By Rod Nickel and Euan Rocha
REGINA/TORONTO, Oct 21 (Reuters) - Saskatchewan may consider imposing a resource transfer tax on BHP Billiton (BHP.AX) if Ottawa approves its proposed takeover of provincial crown jewel Potash Corp (POT.TO), Saskatchewan's Premier Brad Wall said on Thursday.
Wall, speaking in Regina, said his government is strongly opposed to BHP's $39 billion hostile offer and that the takeover would offer no "net benefit" to Canada, or the western province of Saskatchewan, which is home to almost all of the country's potash industry. [ID:nN2199148]
The premier called on Ottawa to reject the proposed deal, which is currently being reviewed under the Investment Canada Act. The act allows the government to block any takeover it does not deem to be a "net benefit" to the country.
Speaking later with reporters, Wall said the provincial government may levy a C$3 billion to C$6 billion resource transfer tax on BHP, if Ottawa approves the takeover.

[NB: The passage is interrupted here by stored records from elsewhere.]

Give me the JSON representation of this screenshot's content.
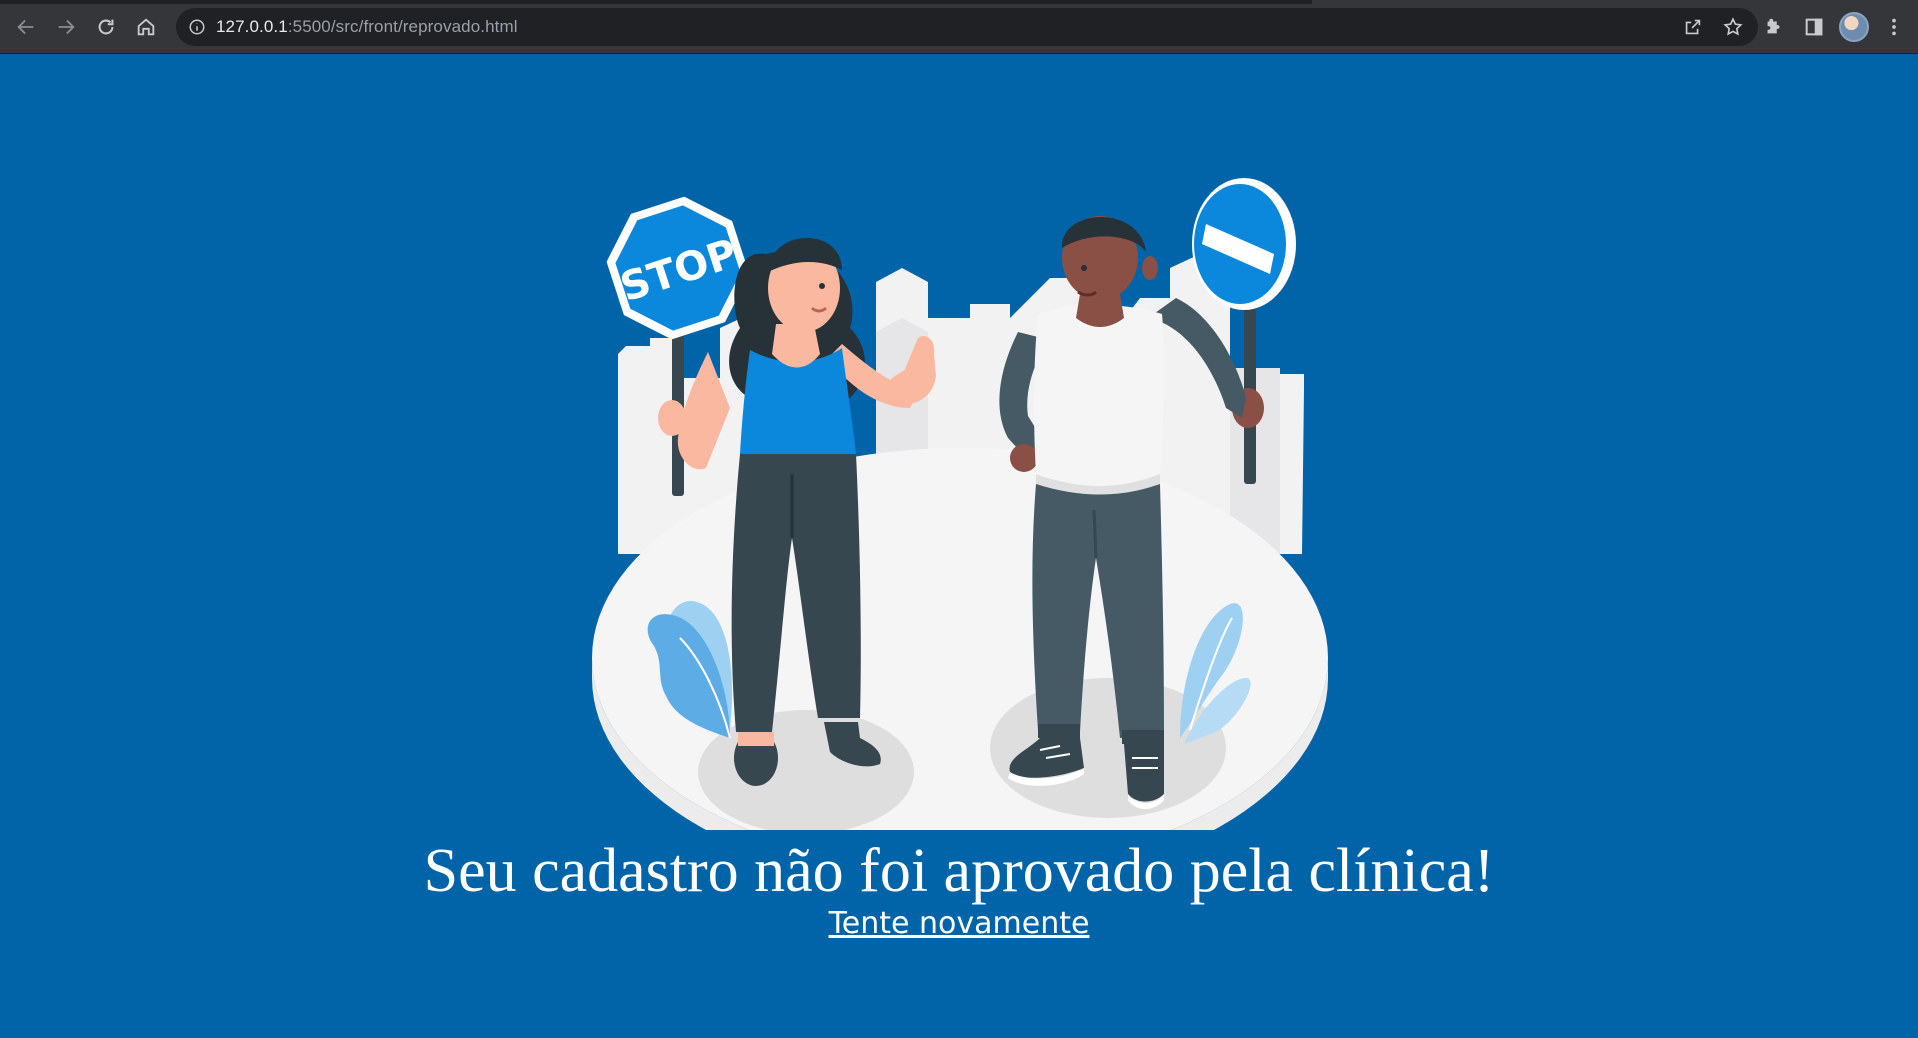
{
  "browser": {
    "url_host": "127.0.0.1",
    "url_rest": ":5500/src/front/reprovado.html"
  },
  "icons": {
    "back": "arrow-left-icon",
    "forward": "arrow-right-icon",
    "reload": "reload-icon",
    "home": "home-icon",
    "site_info": "info-icon",
    "share": "share-icon",
    "bookmark": "star-icon",
    "extensions": "puzzle-icon",
    "side_panel": "side-panel-icon",
    "profile": "avatar",
    "menu": "kebab-menu-icon"
  },
  "illustration": {
    "stop_sign_text": "STOP"
  },
  "page": {
    "message": "Seu cadastro não foi aprovado pela clínica!",
    "retry_link": "Tente novamente"
  },
  "colors": {
    "background": "#0264a8",
    "accent_blue": "#0b87dc",
    "text": "#ffffff"
  }
}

"We have to get that right number to make sure that the revenue of Saskatchewan is protected," he said in reference to provincial concerns that a takeover would result in revenue losses, due to the structure of the current royalty regime. <^^^^^^^^^^^^^^^^^^^^^^^^^^^^^^^^^^^^^^^^^^^^^^^^^^^^^^^^^^ For other BHP-Potash stories [ID:nN22340110] ^^^^^^^^^^^^^^^^^^^^^^^^^^^^^^^^^^^^^^^^^^^^^^^^^^^^^^^^^>
Andrew Mackenzie, the head of BHP's non-ferrous division, was surprised and expressed dismay on the tax proposal.
"I think having a single tax, on a single company, on a single deal, is somewhat strange. And I think it is unnecessary because we will structure the deal such that the province will have no negative tax effect. So why would you do that?" Mackenzie said in an interview with Reuters.
BHP has offered to structure any takeover in such a manner that it will not affect either provincial royalty revenues, or its take on corporate income taxes.
Mackenzie, who is in Ottawa discussing the proposed deal with federal regulators, said he is willing to restart talks with Saskatchewan at any time.
"I think this is a really special offer. These are normally benefits that one would get in any kind of acquisition ... But, potash is special to Saskatchewan. It's a big deal, and as a consequence we are prepared to make a special allowance in this case and forgo many of those up-front tax benefits that would normally be available," Mackenzie said. (Editing by Rob Wilson)